literal reminds the reader of this.
In a limited way it also helps him to become familiar with the original
if the translation makes use of Hebrew constructions and literal translations
of phrases that are not native to English.
For example (taken from Maran HaRav Shach's Yarchei Kallah address
in 1992-5742), a phrase like, "let the din cleave the
mountain," are well-known in Hebrew but not in English. Even here,
using the original word "din" rather than translating
it as "law" preserves more of the original and refers more
directly to the Hebrew. In our judgment, it also makes it more "comfortable"
to read by the typical chareidi reader.
Or again, the phrase, "then salvation will come to the Yehudim
from another source," is a reference to Megillas Esther,
4:14. If it were translated "alternate means will certainly present
themselves," or something equivalent, then this reference would
surely be lost.

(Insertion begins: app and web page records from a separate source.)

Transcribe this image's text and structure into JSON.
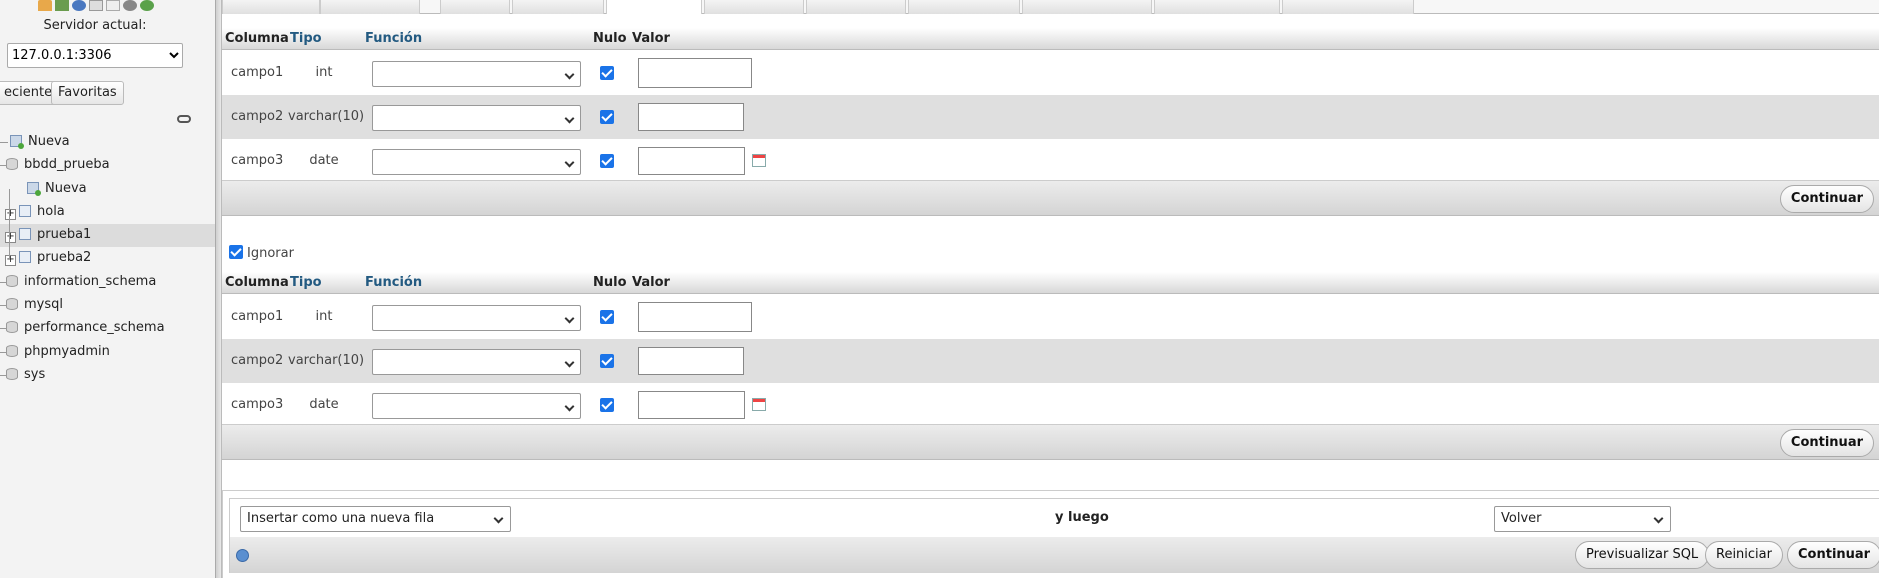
{
  "nav": {
    "server_label": "Servidor actual:",
    "server_value": "127.0.0.1:3306",
    "tab_recent": "eciente",
    "tab_favorites": "Favoritas",
    "tree": {
      "new_root": "Nueva",
      "db_selected": "bbdd_prueba",
      "new_table": "Nueva",
      "tables": [
        "hola",
        "prueba1",
        "prueba2"
      ],
      "other_dbs": [
        "information_schema",
        "mysql",
        "performance_schema",
        "phpmyadmin",
        "sys"
      ]
    }
  },
  "form": {
    "headers": {
      "column": "Columna",
      "type": "Tipo",
      "function": "Función",
      "null": "Nulo",
      "value": "Valor"
    },
    "rows_1": [
      {
        "column": "campo1",
        "type": "int"
      },
      {
        "column": "campo2",
        "type": "varchar(10)"
      },
      {
        "column": "campo3",
        "type": "date"
      }
    ],
    "rows_2": [
      {
        "column": "campo1",
        "type": "int"
      },
      {
        "column": "campo2",
        "type": "varchar(10)"
      },
      {
        "column": "campo3",
        "type": "date"
      }
    ],
    "continue_label": "Continuar",
    "ignore_label": "Ignorar"
  },
  "bottom": {
    "insert_mode": "Insertar como una nueva fila",
    "then_label": "y luego",
    "after_action": "Volver",
    "preview_sql": "Previsualizar SQL",
    "reset": "Reiniciar",
    "continue": "Continuar"
  },
  "colors": {
    "link": "#235a81",
    "checkbox": "#1a73e8",
    "row_alt": "#dfdfdf"
  }
}
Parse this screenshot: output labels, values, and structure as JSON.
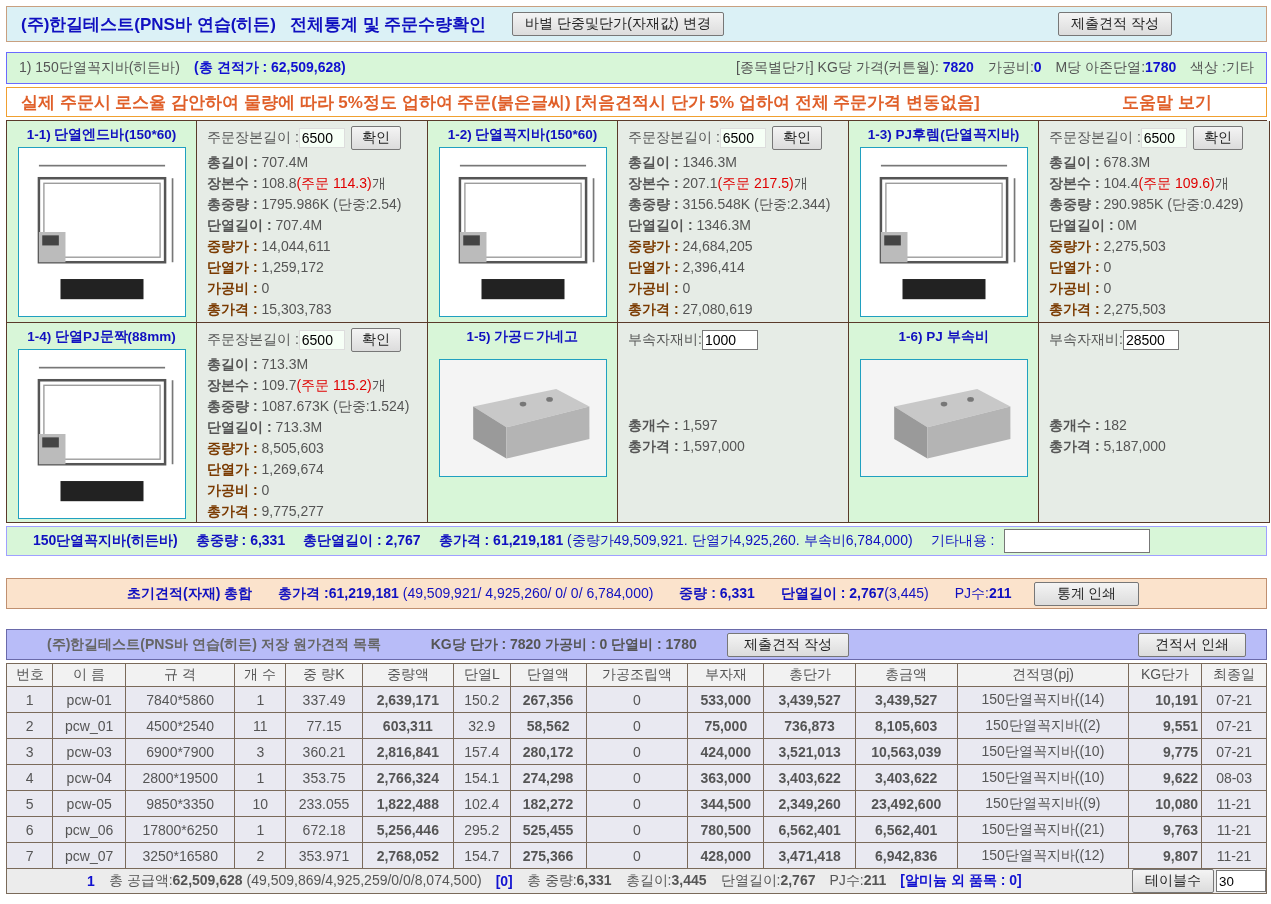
{
  "header": {
    "title": "(주)한길테스트(PNS바 연습(히든)",
    "subtitle": "전체통계 및 주문수량확인",
    "buttons": [
      "바별 단중및단가(자재값) 변경",
      "제출견적 작성"
    ]
  },
  "info": {
    "name": "1) 150단열꼭지바(히든바)",
    "total": "(총 견적가 : 62,509,628)",
    "items": [
      "[종목별단가] KG당 가격(커튼월): **7820**",
      "가공비:**0**",
      "M당 아존단열:**1780**",
      "색상 :기타"
    ]
  },
  "notice": {
    "text": "실제 주문시 로스율 감안하여 물량에 따라 5%정도 업하여 주문(붉은글씨) [처음견적시 단가 5% 업하여 전체 주문가격 변동없음]",
    "link": "도움말 보기"
  },
  "panels": [
    {
      "kind": "profile",
      "title": "1-1) 단열엔드바(150*60)",
      "input": {
        "label": "주문장본길이 :",
        "value": "6500"
      },
      "button": "확인",
      "stats": [
        {
          "label": "총길이 :",
          "value": "707.4M",
          "price": false
        },
        {
          "label": "장본수 :",
          "value": "108.8",
          "note": "(주문 114.3)",
          "suffix": "개",
          "price": false
        },
        {
          "label": "총중량 :",
          "value": "1795.986K  (단중:2.54)",
          "price": false
        },
        {
          "label": "단열길이 :",
          "value": "707.4M",
          "price": false
        },
        {
          "label": "중량가 :",
          "value": "14,044,611",
          "price": true
        },
        {
          "label": "단열가 :",
          "value": "1,259,172",
          "price": true
        },
        {
          "label": "가공비 :",
          "value": "0",
          "price": true
        },
        {
          "label": "총가격 :",
          "value": "15,303,783",
          "price": true
        }
      ]
    },
    {
      "kind": "profile",
      "title": "1-2) 단열꼭지바(150*60)",
      "input": {
        "label": "주문장본길이 :",
        "value": "6500"
      },
      "button": "확인",
      "stats": [
        {
          "label": "총길이 :",
          "value": "1346.3M",
          "price": false
        },
        {
          "label": "장본수 :",
          "value": "207.1",
          "note": "(주문 217.5)",
          "suffix": "개",
          "price": false
        },
        {
          "label": "총중량 :",
          "value": "3156.548K  (단중:2.344)",
          "price": false
        },
        {
          "label": "단열길이 :",
          "value": "1346.3M",
          "price": false
        },
        {
          "label": "중량가 :",
          "value": "24,684,205",
          "price": true
        },
        {
          "label": "단열가 :",
          "value": "2,396,414",
          "price": true
        },
        {
          "label": "가공비 :",
          "value": "0",
          "price": true
        },
        {
          "label": "총가격 :",
          "value": "27,080,619",
          "price": true
        }
      ]
    },
    {
      "kind": "profile",
      "title": "1-3) PJ후렘(단열꼭지바)",
      "input": {
        "label": "주문장본길이 :",
        "value": "6500"
      },
      "button": "확인",
      "stats": [
        {
          "label": "총길이 :",
          "value": "678.3M",
          "price": false
        },
        {
          "label": "장본수 :",
          "value": "104.4",
          "note": "(주문 109.6)",
          "suffix": "개",
          "price": false
        },
        {
          "label": "총중량 :",
          "value": "290.985K  (단중:0.429)",
          "price": false
        },
        {
          "label": "단열길이 :",
          "value": "0M",
          "price": false
        },
        {
          "label": "중량가 :",
          "value": "2,275,503",
          "price": true
        },
        {
          "label": "단열가 :",
          "value": "0",
          "price": true
        },
        {
          "label": "가공비 :",
          "value": "0",
          "price": true
        },
        {
          "label": "총가격 :",
          "value": "2,275,503",
          "price": true
        }
      ]
    },
    {
      "kind": "profile",
      "title": "1-4) 단열PJ문짝(88mm)",
      "input": {
        "label": "주문장본길이 :",
        "value": "6500"
      },
      "button": "확인",
      "stats": [
        {
          "label": "총길이 :",
          "value": "713.3M",
          "price": false
        },
        {
          "label": "장본수 :",
          "value": "109.7",
          "note": "(주문 115.2)",
          "suffix": "개",
          "price": false
        },
        {
          "label": "총중량 :",
          "value": "1087.673K  (단중:1.524)",
          "price": false
        },
        {
          "label": "단열길이 :",
          "value": "713.3M",
          "price": false
        },
        {
          "label": "중량가 :",
          "value": "8,505,603",
          "price": true
        },
        {
          "label": "단열가 :",
          "value": "1,269,674",
          "price": true
        },
        {
          "label": "가공비 :",
          "value": "0",
          "price": true
        },
        {
          "label": "총가격 :",
          "value": "9,775,277",
          "price": true
        }
      ]
    },
    {
      "kind": "accessory",
      "title": "1-5) 가공ㄷ가네고",
      "input": {
        "label": "부속자재비:",
        "value": "1000"
      },
      "stats": [
        {
          "label": "총개수 :",
          "value": "1,597",
          "price": false
        },
        {
          "label": "총가격 :",
          "value": "1,597,000",
          "price": false
        }
      ]
    },
    {
      "kind": "accessory",
      "title": "1-6) PJ 부속비",
      "input": {
        "label": "부속자재비:",
        "value": "28500"
      },
      "stats": [
        {
          "label": "총개수 :",
          "value": "182",
          "price": false
        },
        {
          "label": "총가격 :",
          "value": "5,187,000",
          "price": false
        }
      ]
    }
  ],
  "summary": {
    "items": [
      "**150단열꼭지바(히든바)**",
      "**총중량 : 6,331**",
      "**총단열길이 : 2,767**",
      "**총가격 : 61,219,181** (중량가49,509,921.  단열가4,925,260.  부속비6,784,000)"
    ],
    "memo_label": "기타내용 :"
  },
  "totals": {
    "items": [
      "**초기견적(자재) 총합**",
      "**총가격 :61,219,181** (49,509,921/  4,925,260/  0/  0/  6,784,000)",
      "**중량 : 6,331**",
      "**단열길이 : 2,767**(3,445)",
      "PJ수:**211**"
    ],
    "button": "통계 인쇄"
  },
  "list": {
    "title": "(주)한길테스트(PNS바 연습(히든) 저장 원가견적 목록",
    "rates": "KG당 단가 : 7820  가공비 : 0  단열비 : 1780",
    "buttons": [
      "제출견적 작성",
      "견적서 인쇄"
    ]
  },
  "table": {
    "columns": [
      {
        "label": "번호",
        "bold": false
      },
      {
        "label": "이 름",
        "bold": false
      },
      {
        "label": "규 격",
        "bold": false
      },
      {
        "label": "개 수",
        "bold": false
      },
      {
        "label": "중 량K",
        "bold": false
      },
      {
        "label": "중량액",
        "bold": true
      },
      {
        "label": "단열L",
        "bold": false
      },
      {
        "label": "단열액",
        "bold": true
      },
      {
        "label": "가공조립액",
        "bold": false
      },
      {
        "label": "부자재",
        "bold": true
      },
      {
        "label": "총단가",
        "bold": true
      },
      {
        "label": "총금액",
        "bold": true
      },
      {
        "label": "견적명(pj)",
        "bold": false
      },
      {
        "label": "KG단가",
        "bold": true
      },
      {
        "label": "최종일",
        "bold": false
      }
    ],
    "rows": [
      [
        "1",
        "pcw-01",
        "7840*5860",
        "1",
        "337.49",
        "2,639,171",
        "150.2",
        "267,356",
        "0",
        "533,000",
        "3,439,527",
        "3,439,527",
        "150단열꼭지바((14)",
        "10,191",
        "07-21"
      ],
      [
        "2",
        "pcw_01",
        "4500*2540",
        "11",
        "77.15",
        "603,311",
        "32.9",
        "58,562",
        "0",
        "75,000",
        "736,873",
        "8,105,603",
        "150단열꼭지바((2)",
        "9,551",
        "07-21"
      ],
      [
        "3",
        "pcw-03",
        "6900*7900",
        "3",
        "360.21",
        "2,816,841",
        "157.4",
        "280,172",
        "0",
        "424,000",
        "3,521,013",
        "10,563,039",
        "150단열꼭지바((10)",
        "9,775",
        "07-21"
      ],
      [
        "4",
        "pcw-04",
        "2800*19500",
        "1",
        "353.75",
        "2,766,324",
        "154.1",
        "274,298",
        "0",
        "363,000",
        "3,403,622",
        "3,403,622",
        "150단열꼭지바((10)",
        "9,622",
        "08-03"
      ],
      [
        "5",
        "pcw-05",
        "9850*3350",
        "10",
        "233.055",
        "1,822,488",
        "102.4",
        "182,272",
        "0",
        "344,500",
        "2,349,260",
        "23,492,600",
        "150단열꼭지바((9)",
        "10,080",
        "11-21"
      ],
      [
        "6",
        "pcw_06",
        "17800*6250",
        "1",
        "672.18",
        "5,256,446",
        "295.2",
        "525,455",
        "0",
        "780,500",
        "6,562,401",
        "6,562,401",
        "150단열꼭지바((21)",
        "9,763",
        "11-21"
      ],
      [
        "7",
        "pcw_07",
        "3250*16580",
        "2",
        "353.971",
        "2,768,052",
        "154.7",
        "275,366",
        "0",
        "428,000",
        "3,471,418",
        "6,942,836",
        "150단열꼭지바((12)",
        "9,807",
        "11-21"
      ]
    ],
    "footer": [
      {
        "text": "1",
        "blue": true
      },
      {
        "text": "총 공급액:**62,509,628** (49,509,869/4,925,259/0/0/8,074,500)",
        "blue": false
      },
      {
        "text": "[0]",
        "blue": true
      },
      {
        "text": "총 중량:**6,331**",
        "blue": false
      },
      {
        "text": "총길이:**3,445**",
        "blue": false
      },
      {
        "text": "단열길이:**2,767**",
        "blue": false
      },
      {
        "text": "PJ수:**211**",
        "blue": false
      },
      {
        "text": "[알미늄 외 품목 : 0]",
        "blue": true
      }
    ],
    "table_count": {
      "button": "테이블수",
      "value": "30"
    }
  }
}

Perhaps nothing important is lost -- but who is
to say? Our choice is to preserve the reference even at the cost of
These two extremes demonstrate another important point. There is no
difference in reading a story about Israeli fruit consumption in Hebrew
or English. However, divrei Torah are best read in loshon
hakodesh. That was the language designed for them, and the geist
of the Torah is best expressed in that language. It is certainly not
possible to reach any serious achievement in Torah without complete
mastery of its material in the original language. Thus it is altogether
appropriate for words of Torah to emphasize their origin in loshon
hakodesh, to incorporate elements that are native to loshon
hakodesh and thus to remind and encourage all readers to try to
go to the original.
How We Transliterate
First of all, we are a newspaper and not a classroom. So we do not
feel that it is absolutely necessary to be fully consistent and we
are willing and in fact feel it our duty to sacrifice consistency
to reader expectations and comfort. In addition, we have not established
standards for ourselves for the spelling of many words and, until
we do, we find it technically difficult to enforce consistent spellings
across the paper. We thus enforce consistency only within an article.
The transliteration we follow generally is the Ashkenazi pronunciation
of the chareidi community, except where there are words with established
The long "a" sound is indicated by "ei." The shevo
no is indicated with an "e" and not with an apostrophe.
The apostrophe is used only for an 'ayin or an 'alef.
We use an apostrophe in a transliterated word in place of or before
an ayin or an alef (optional) (e.g. da'as).
Where there is no ambiguity or there is an established spelling, the
apostrophe may be omitted (e.g. laaretz).
We use "o" for both the komatz and the cholom.
By this rule, "Torah" should be spelled "Toroh" but
we spell it the first way because it is well established.
Patoch is "a." Segeil is an "e." Chirik
is an "i."
We do recognize it as our duty and obligation to produce a paper that
has content that is appropriate to a newspaper for the chareidi community,
and also with a high level of technical achievement. We believe that
we have accomplished much, but we can do more.